Headlines on Saturday, July 12, 1980 focused on the Iranian hostage crisis, which was in its 292nd day, The GOP was putting the finishing touches on its platform prior to their national convention in Detroit. There were fears that Mt. Hood in Oregon was getting ready to erupt, a la Mount St. Helens, since quakes had been shaking the area. A hijacker in Seattle had been given $100,000 and a parachute as he seemed destined to be the next D.B. Cooper. The economy was in the tank, with talk that the extended recession was comparable to the Great Depression in many ways.

But the big news across the southern United States was the heat. Birmingham was in the middle of a thirteen day heat wave, with temperatures 90F or higher for those thirteen days. The mercury reached at least 100F on eight consecutive days. The high temperature at the Birmingham Airport topped out at 104F on that Saturday, the hottest it had been so far in the hot spell. The next day would see 106F, the hottest of the heat wave.

Air conditioning repair companies were doing a land office business. Bank managers resorted to putting blocks of ice in front of electric fans to “cool off the girls” in the drive-thrus. The local Coca-Cola bottler reported that soft drink sales were up 35 percent. The weather page in the Birmingham News wistfully noted that it was midwinter in Australia.

The toll was beginning to rise across Alabama. At least four deaths had been reported so far. Before it was over, at least 120 Alabamians lost their lives to heat related illnesses. 200,000 chickens also succumbed to the extreme heat.
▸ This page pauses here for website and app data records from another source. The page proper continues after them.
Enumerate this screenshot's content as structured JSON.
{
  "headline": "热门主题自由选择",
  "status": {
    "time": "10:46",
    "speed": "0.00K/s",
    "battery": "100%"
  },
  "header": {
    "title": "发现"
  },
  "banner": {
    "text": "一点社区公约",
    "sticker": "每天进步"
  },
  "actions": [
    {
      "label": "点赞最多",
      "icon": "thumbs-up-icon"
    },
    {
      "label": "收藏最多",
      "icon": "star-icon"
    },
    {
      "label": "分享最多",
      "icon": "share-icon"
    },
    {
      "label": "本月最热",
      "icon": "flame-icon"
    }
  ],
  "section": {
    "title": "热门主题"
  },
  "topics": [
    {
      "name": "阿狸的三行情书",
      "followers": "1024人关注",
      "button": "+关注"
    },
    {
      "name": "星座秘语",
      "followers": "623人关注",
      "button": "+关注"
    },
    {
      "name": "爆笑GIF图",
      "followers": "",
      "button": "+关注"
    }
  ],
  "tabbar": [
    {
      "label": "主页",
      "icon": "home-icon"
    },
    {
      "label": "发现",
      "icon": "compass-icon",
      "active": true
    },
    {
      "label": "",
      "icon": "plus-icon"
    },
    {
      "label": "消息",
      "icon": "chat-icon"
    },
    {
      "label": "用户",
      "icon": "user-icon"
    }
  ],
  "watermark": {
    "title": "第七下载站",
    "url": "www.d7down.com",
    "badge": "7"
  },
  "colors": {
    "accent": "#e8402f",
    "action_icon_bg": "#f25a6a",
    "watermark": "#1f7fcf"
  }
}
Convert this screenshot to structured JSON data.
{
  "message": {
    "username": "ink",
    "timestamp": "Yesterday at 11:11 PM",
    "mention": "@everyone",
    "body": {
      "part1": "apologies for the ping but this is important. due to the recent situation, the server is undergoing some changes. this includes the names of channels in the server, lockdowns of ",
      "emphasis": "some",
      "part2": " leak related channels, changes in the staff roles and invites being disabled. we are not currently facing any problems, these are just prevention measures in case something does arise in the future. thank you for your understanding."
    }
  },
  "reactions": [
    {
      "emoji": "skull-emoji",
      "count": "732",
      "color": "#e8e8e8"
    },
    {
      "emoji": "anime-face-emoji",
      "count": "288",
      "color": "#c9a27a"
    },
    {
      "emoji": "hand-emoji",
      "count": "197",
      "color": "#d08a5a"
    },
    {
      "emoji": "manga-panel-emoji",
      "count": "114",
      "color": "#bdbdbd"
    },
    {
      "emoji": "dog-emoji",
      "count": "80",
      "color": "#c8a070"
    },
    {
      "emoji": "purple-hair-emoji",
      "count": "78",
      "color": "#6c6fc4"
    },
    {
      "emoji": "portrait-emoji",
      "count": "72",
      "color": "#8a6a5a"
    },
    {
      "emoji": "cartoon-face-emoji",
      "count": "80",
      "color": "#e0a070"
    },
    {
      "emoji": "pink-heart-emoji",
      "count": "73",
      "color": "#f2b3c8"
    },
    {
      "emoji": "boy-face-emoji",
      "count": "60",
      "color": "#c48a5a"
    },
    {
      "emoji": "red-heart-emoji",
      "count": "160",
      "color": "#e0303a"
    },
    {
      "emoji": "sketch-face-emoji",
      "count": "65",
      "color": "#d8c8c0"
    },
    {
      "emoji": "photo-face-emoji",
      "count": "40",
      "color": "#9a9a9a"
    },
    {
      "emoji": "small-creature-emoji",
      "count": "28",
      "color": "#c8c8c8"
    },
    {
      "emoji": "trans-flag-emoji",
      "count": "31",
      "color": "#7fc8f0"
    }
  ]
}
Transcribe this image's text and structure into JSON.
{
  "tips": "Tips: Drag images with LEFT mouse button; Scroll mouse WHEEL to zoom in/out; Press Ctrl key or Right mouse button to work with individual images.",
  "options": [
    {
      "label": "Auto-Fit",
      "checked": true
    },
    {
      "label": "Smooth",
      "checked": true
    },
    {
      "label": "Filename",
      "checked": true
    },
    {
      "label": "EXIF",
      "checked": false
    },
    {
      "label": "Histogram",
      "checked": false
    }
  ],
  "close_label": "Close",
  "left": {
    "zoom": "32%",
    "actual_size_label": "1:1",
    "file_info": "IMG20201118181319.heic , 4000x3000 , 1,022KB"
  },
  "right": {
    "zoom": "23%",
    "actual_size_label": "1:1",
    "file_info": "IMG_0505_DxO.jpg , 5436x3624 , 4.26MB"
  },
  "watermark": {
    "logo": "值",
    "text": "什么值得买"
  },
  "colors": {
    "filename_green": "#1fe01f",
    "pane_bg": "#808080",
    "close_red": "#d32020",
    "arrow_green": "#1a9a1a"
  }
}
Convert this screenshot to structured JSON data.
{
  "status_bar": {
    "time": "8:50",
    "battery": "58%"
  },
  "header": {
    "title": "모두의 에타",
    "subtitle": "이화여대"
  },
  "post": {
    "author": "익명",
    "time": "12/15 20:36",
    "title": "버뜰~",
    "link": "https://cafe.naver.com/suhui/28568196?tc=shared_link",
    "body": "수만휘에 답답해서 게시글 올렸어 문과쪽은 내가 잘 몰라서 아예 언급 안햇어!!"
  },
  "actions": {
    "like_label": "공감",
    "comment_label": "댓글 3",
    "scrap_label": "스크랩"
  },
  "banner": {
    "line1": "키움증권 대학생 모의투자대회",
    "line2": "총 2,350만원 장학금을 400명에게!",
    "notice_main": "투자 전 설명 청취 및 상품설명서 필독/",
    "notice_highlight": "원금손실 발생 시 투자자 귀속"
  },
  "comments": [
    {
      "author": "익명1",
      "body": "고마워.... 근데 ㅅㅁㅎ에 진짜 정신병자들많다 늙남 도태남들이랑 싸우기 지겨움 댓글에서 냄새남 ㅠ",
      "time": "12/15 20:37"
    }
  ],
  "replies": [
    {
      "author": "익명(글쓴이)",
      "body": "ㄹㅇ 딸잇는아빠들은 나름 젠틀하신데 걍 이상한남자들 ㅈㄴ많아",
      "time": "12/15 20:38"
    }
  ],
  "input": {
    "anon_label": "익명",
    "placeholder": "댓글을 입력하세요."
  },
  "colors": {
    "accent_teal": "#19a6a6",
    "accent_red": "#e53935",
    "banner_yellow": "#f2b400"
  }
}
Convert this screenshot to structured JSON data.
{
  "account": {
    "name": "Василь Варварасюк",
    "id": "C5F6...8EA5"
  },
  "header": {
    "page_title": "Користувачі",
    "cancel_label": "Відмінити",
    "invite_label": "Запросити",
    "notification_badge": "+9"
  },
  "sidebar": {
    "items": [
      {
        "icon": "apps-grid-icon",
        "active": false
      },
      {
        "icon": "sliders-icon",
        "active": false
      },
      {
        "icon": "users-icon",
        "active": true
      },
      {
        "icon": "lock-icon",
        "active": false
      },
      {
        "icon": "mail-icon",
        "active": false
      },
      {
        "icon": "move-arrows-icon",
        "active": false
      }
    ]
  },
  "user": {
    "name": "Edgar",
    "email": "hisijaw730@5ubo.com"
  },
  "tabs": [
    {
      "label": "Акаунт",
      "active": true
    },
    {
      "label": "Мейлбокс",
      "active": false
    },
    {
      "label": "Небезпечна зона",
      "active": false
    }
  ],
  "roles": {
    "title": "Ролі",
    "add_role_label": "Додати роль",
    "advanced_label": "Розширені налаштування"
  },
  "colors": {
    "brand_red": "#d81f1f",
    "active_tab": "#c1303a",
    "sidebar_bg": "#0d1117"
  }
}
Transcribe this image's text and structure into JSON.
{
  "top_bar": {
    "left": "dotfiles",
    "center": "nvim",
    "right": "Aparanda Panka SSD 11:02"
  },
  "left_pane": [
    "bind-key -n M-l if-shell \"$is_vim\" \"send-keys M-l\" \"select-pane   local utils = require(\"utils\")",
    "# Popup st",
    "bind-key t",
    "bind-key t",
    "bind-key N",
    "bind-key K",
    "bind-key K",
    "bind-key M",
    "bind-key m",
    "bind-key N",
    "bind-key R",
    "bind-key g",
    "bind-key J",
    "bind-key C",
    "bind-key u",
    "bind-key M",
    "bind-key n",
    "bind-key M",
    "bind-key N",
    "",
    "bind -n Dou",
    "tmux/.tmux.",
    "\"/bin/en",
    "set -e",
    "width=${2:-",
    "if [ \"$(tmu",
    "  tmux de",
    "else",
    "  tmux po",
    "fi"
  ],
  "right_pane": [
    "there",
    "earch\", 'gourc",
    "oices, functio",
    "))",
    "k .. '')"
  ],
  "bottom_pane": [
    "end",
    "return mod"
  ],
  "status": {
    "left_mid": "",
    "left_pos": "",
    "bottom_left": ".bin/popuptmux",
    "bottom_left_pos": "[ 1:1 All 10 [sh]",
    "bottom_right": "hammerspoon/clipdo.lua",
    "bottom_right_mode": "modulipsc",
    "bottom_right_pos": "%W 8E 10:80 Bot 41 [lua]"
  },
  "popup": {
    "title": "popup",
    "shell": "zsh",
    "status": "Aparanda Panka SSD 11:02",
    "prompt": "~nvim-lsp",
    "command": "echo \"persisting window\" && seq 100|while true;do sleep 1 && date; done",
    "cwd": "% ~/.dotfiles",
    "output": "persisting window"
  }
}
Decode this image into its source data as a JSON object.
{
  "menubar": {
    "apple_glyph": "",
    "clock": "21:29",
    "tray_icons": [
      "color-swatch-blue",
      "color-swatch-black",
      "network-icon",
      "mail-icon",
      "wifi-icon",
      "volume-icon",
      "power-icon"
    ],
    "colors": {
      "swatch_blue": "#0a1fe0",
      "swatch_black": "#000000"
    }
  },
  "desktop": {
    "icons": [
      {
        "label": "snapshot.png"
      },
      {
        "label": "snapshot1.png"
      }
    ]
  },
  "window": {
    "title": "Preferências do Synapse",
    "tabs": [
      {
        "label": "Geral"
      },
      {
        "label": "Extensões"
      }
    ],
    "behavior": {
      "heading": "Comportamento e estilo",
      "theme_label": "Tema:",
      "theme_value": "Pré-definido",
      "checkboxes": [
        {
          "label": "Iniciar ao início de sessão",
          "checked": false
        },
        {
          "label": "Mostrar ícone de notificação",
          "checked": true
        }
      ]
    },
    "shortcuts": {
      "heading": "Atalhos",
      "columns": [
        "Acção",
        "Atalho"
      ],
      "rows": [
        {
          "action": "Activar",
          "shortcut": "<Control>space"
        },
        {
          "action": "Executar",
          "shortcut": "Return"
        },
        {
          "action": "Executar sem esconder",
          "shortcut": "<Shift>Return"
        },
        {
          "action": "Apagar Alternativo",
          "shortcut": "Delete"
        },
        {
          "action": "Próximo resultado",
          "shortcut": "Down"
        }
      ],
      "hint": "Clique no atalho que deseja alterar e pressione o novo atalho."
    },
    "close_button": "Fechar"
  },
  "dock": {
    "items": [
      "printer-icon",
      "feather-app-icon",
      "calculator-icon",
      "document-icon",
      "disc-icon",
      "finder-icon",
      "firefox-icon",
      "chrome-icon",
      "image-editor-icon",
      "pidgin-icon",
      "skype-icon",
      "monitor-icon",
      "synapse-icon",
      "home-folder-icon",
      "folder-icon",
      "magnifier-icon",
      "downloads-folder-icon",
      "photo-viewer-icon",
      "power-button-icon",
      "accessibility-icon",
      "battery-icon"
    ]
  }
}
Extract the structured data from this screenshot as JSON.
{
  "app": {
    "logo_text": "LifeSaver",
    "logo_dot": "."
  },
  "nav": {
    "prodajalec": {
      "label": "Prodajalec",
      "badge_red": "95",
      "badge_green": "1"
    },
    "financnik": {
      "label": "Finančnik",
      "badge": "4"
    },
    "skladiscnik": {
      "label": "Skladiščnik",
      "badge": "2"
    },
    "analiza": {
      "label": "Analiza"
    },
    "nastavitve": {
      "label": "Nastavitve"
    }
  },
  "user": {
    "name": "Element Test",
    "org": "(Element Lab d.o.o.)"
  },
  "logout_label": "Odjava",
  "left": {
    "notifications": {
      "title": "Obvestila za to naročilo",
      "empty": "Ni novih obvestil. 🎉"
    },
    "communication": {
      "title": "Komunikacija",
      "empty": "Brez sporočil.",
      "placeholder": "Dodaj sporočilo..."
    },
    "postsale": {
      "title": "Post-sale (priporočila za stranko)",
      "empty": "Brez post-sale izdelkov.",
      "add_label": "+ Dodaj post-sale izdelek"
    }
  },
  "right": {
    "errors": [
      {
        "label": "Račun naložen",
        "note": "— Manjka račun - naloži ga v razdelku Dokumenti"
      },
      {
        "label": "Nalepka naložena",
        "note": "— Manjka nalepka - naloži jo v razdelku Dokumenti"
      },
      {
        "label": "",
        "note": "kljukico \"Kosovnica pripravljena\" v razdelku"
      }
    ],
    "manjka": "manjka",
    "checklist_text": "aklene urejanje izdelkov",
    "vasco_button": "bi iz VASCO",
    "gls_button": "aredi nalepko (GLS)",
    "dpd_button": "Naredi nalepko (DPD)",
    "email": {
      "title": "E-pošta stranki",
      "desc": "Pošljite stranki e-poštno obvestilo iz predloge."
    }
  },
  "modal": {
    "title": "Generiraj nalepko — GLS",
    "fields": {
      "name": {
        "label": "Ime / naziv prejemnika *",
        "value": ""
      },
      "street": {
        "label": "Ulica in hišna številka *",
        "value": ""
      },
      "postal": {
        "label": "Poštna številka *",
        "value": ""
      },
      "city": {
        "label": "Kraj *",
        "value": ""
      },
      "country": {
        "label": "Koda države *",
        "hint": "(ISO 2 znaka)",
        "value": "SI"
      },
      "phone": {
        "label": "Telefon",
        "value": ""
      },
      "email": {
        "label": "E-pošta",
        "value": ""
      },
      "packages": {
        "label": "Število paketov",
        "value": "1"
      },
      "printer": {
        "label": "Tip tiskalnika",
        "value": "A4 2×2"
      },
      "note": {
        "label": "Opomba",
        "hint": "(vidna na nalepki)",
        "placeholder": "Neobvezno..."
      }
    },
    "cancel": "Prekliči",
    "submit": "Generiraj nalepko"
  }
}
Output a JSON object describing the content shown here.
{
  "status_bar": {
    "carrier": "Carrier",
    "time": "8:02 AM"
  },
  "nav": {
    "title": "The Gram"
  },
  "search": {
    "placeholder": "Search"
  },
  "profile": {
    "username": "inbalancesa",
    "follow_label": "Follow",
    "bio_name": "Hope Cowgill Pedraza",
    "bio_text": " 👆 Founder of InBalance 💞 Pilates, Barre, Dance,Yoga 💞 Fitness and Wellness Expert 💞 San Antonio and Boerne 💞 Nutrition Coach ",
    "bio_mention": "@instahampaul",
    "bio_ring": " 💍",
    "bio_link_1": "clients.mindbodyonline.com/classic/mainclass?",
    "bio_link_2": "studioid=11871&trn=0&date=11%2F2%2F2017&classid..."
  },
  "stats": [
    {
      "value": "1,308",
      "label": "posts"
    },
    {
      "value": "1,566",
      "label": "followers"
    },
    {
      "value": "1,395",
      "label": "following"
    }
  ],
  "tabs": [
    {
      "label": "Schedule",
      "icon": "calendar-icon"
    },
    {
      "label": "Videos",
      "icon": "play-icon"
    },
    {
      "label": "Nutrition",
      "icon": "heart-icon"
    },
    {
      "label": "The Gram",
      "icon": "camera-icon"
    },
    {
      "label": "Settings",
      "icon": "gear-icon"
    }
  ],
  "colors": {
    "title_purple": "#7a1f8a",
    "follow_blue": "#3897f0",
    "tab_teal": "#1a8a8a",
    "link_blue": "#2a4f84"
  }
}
The June-September 1980 Heat Wave is the first billion dollar weather-related disaster in U.S. history. Damage to agriculture and related industries was estimated at $20 billion.   The sweltering weather claimed the lives of over 10,000 Americans.